## Try it
Scan the entries below for the word "count". Copy each line that has it.

## Data listing

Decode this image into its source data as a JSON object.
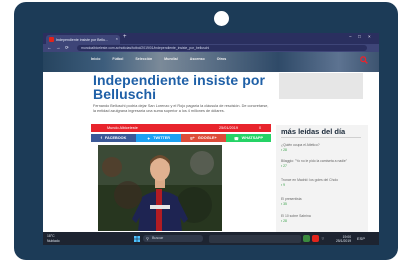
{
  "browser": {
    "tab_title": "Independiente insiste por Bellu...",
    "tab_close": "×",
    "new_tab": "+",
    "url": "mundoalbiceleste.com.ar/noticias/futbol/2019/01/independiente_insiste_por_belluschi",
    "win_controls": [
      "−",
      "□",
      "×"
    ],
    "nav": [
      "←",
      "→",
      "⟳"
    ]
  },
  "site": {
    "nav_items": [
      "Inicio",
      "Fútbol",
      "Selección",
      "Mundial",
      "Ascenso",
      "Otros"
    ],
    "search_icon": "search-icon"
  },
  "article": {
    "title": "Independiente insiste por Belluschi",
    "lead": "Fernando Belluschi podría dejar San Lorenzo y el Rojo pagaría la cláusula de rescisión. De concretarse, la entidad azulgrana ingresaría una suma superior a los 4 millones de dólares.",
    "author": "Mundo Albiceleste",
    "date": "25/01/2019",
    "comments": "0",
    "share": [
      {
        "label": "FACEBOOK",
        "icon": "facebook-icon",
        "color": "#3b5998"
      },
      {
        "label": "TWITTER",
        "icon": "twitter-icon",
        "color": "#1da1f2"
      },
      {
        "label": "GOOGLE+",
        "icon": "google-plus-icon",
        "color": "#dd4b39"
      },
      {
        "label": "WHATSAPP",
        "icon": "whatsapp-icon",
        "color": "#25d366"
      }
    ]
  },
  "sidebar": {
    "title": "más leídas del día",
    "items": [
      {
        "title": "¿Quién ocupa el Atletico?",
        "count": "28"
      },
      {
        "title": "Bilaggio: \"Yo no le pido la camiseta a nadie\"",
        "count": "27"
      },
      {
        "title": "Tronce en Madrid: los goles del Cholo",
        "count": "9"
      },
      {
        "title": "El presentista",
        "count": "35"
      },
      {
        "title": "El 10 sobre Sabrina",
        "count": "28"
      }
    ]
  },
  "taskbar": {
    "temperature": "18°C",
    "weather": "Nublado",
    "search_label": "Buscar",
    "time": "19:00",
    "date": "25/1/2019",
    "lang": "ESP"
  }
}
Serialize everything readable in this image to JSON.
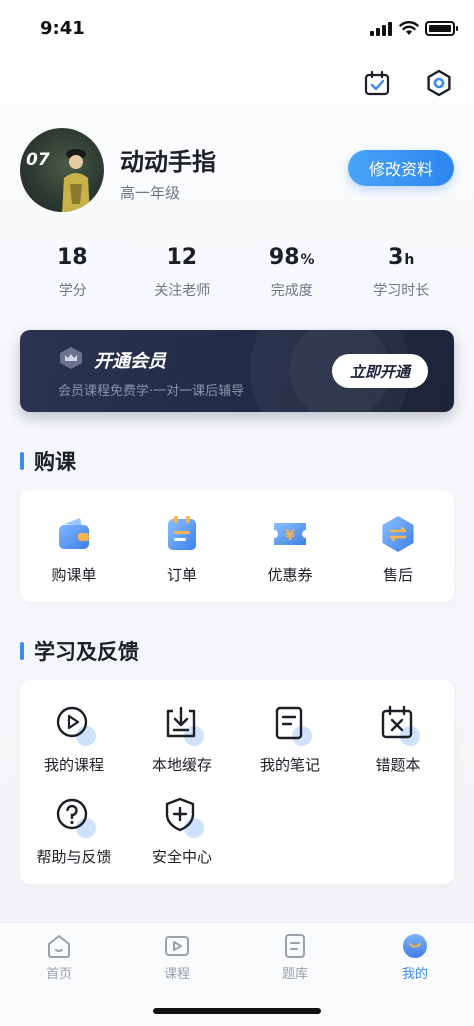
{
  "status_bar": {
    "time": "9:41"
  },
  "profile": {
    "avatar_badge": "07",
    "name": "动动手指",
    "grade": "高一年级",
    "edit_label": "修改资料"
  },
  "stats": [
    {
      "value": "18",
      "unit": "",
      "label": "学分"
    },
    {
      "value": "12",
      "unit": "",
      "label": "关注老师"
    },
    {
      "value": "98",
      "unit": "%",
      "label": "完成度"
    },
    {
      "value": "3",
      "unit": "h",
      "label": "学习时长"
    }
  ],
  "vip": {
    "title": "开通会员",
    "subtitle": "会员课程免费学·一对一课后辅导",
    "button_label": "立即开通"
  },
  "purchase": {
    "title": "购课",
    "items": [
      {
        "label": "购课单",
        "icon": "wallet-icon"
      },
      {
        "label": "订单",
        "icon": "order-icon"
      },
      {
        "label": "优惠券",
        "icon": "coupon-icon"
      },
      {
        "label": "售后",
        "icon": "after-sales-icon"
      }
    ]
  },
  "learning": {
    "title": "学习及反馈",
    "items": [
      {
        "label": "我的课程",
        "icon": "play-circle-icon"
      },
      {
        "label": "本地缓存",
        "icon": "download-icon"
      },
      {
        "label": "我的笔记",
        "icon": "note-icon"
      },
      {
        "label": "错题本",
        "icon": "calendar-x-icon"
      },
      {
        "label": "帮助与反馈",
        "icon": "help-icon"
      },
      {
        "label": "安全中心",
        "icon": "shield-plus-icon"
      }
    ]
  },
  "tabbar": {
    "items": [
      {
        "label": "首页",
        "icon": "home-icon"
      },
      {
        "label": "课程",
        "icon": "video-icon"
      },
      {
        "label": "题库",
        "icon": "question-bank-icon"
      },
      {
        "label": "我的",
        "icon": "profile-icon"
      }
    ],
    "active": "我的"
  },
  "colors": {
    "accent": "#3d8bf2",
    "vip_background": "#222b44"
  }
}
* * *
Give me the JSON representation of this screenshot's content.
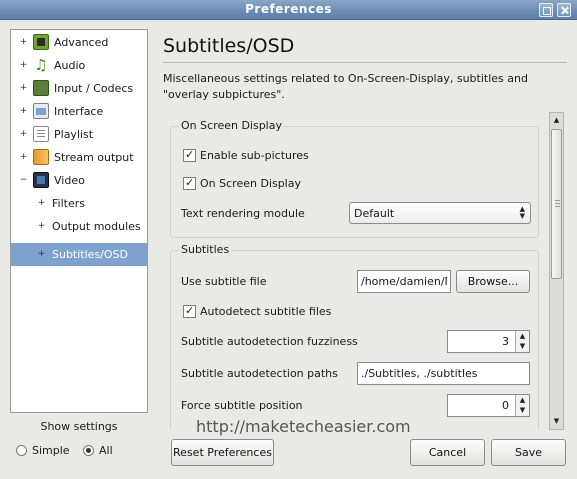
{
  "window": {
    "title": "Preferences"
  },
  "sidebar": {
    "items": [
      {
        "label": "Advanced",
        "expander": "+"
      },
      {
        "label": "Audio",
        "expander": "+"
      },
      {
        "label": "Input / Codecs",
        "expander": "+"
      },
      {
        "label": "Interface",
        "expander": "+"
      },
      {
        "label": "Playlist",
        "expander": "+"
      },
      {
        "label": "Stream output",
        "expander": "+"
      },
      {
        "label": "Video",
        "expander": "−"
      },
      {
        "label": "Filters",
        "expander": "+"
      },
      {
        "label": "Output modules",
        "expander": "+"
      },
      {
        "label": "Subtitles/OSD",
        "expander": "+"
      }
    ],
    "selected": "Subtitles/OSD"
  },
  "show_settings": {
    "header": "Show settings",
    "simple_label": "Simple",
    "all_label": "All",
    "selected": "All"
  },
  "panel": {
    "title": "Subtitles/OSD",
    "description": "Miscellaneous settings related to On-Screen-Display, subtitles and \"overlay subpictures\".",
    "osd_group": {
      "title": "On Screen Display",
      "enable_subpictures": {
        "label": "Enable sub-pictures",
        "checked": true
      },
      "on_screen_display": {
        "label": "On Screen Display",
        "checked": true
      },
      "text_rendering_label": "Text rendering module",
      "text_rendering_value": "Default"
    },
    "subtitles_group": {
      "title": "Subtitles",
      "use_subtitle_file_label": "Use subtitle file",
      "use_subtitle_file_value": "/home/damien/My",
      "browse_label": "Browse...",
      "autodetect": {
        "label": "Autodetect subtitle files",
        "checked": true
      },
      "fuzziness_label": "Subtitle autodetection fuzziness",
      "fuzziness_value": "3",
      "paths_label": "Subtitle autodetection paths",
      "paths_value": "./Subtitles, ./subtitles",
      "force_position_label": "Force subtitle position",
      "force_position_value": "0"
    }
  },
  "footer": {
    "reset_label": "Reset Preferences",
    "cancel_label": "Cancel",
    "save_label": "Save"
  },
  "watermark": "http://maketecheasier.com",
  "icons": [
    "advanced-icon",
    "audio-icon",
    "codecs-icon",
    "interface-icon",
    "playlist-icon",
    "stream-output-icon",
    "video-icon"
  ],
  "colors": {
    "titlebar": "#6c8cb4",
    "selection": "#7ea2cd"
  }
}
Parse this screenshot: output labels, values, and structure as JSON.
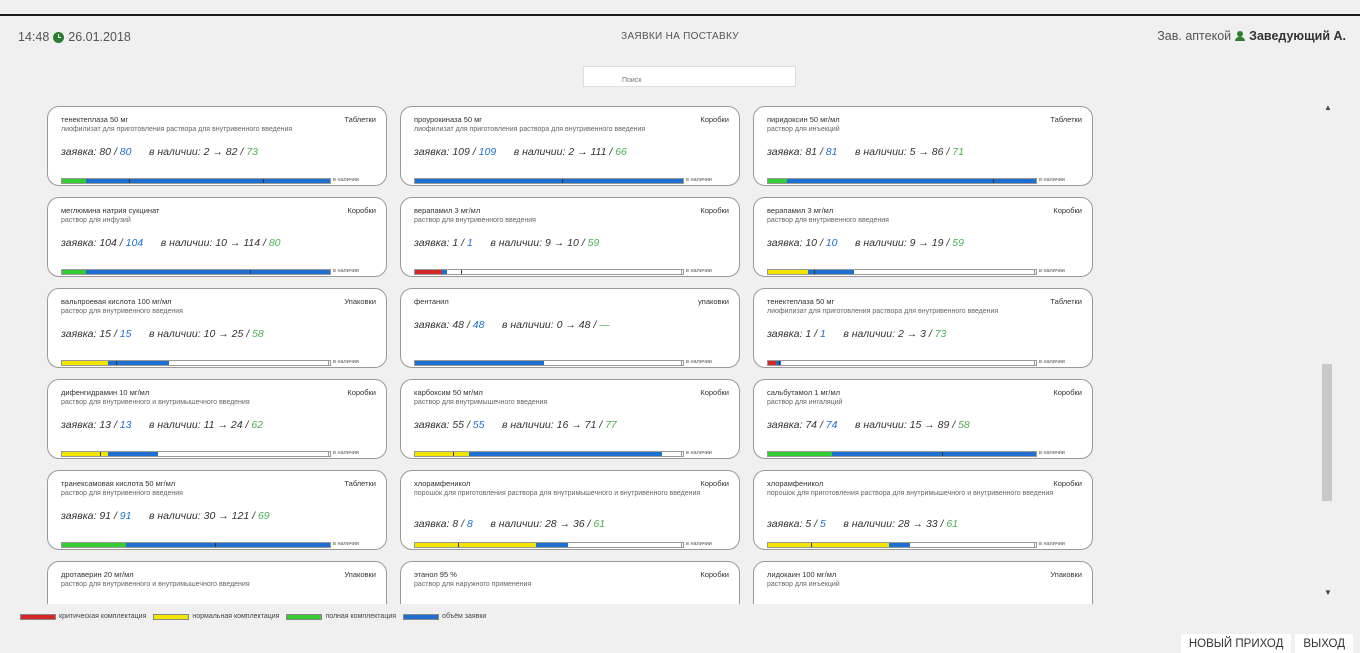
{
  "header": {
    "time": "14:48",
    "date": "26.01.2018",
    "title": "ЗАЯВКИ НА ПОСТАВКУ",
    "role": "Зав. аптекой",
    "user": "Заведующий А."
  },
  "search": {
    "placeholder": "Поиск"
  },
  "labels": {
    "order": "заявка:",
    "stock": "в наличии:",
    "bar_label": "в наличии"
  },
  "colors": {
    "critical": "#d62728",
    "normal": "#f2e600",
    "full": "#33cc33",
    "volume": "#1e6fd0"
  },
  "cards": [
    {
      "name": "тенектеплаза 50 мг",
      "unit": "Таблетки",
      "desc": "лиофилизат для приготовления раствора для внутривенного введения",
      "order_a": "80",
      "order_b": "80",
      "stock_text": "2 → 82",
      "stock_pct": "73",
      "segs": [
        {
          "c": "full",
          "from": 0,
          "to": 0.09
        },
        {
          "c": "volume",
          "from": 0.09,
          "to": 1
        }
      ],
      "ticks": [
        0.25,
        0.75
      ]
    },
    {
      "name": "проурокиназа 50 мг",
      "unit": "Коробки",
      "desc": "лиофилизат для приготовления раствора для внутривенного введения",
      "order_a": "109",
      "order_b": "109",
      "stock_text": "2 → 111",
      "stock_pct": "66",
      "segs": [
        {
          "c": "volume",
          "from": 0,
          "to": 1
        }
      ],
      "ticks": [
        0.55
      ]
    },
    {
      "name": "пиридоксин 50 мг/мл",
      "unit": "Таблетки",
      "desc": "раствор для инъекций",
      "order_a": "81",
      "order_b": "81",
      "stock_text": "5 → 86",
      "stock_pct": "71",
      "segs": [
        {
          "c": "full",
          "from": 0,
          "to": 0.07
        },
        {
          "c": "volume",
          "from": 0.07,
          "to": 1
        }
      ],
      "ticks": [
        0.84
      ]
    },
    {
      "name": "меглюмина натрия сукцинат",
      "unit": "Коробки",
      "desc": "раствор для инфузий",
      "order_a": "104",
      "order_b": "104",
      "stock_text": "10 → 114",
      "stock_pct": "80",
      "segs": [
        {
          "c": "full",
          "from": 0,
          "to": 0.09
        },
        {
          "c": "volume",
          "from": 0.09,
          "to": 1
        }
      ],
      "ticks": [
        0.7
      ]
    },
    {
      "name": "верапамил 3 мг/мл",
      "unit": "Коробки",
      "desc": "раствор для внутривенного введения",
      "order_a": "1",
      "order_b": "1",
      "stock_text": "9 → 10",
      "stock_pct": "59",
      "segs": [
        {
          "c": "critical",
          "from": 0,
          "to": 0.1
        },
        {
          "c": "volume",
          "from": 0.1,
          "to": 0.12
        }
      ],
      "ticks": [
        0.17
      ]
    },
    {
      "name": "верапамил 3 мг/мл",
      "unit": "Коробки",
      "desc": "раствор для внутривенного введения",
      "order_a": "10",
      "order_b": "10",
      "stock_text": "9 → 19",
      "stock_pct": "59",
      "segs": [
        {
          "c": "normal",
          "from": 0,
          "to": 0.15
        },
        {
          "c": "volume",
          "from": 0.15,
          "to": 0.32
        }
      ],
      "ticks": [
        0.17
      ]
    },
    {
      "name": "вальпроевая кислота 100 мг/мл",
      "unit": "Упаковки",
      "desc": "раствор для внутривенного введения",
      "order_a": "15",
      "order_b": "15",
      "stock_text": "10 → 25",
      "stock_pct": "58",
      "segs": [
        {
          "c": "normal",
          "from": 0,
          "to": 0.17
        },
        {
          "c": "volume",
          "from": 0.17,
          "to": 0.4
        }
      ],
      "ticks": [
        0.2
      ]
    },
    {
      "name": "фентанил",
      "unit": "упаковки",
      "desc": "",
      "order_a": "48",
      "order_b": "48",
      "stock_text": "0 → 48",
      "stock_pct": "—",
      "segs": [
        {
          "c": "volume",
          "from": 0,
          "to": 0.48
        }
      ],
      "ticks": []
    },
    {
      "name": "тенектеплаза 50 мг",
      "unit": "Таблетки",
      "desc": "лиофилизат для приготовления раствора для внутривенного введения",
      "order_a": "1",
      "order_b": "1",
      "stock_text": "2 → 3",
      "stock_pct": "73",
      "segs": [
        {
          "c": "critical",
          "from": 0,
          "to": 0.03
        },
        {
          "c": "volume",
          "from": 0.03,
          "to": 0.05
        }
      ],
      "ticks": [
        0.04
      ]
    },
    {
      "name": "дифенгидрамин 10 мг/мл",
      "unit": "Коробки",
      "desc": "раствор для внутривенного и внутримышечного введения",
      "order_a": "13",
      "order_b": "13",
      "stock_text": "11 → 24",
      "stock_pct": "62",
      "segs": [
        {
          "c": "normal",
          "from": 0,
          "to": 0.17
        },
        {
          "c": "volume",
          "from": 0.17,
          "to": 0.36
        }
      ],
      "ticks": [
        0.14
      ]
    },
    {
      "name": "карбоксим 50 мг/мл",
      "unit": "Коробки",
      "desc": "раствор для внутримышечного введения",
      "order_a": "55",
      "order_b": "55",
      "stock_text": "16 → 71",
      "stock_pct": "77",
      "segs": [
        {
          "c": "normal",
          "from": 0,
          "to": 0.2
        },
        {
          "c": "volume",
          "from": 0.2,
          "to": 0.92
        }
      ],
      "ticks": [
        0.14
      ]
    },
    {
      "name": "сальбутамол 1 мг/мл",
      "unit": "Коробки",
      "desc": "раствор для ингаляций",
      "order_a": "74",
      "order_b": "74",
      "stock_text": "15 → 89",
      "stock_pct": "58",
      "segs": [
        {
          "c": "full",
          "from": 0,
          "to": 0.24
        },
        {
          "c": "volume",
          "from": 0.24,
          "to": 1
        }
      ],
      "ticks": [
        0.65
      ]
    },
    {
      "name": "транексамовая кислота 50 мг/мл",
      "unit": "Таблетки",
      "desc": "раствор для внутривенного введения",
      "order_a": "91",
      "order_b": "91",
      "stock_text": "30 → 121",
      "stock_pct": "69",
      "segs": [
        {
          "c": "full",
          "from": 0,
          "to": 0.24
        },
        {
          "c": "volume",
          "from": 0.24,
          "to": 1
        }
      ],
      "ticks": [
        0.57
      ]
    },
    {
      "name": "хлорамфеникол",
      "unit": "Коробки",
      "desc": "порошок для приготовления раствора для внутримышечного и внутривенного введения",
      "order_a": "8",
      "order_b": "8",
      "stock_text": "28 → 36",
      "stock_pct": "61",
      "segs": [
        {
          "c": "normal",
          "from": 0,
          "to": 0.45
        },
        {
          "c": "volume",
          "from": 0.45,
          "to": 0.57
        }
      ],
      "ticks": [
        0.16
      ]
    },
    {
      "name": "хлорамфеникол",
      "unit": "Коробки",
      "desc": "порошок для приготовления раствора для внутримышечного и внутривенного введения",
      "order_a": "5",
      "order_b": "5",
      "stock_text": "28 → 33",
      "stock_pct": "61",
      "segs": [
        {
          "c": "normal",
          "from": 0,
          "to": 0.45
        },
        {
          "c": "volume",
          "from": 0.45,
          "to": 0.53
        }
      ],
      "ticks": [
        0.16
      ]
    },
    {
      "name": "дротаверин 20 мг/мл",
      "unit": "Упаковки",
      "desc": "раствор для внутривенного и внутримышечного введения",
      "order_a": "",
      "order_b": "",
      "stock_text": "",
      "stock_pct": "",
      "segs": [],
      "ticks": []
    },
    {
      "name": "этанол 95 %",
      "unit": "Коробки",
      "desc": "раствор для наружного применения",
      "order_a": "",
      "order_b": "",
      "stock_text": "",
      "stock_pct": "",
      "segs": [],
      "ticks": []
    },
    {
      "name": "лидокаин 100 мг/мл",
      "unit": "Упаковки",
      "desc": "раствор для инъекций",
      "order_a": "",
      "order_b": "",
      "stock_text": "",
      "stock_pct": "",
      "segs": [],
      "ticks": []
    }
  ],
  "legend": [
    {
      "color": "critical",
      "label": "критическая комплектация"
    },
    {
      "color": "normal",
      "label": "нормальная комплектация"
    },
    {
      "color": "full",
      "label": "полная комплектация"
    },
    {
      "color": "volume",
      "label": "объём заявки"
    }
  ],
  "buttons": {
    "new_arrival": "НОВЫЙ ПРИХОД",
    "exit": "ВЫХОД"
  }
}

## Completed task
        "count": "28"
        "count": "27"
        "count": "9"
        "count": "35"
        "count": "28"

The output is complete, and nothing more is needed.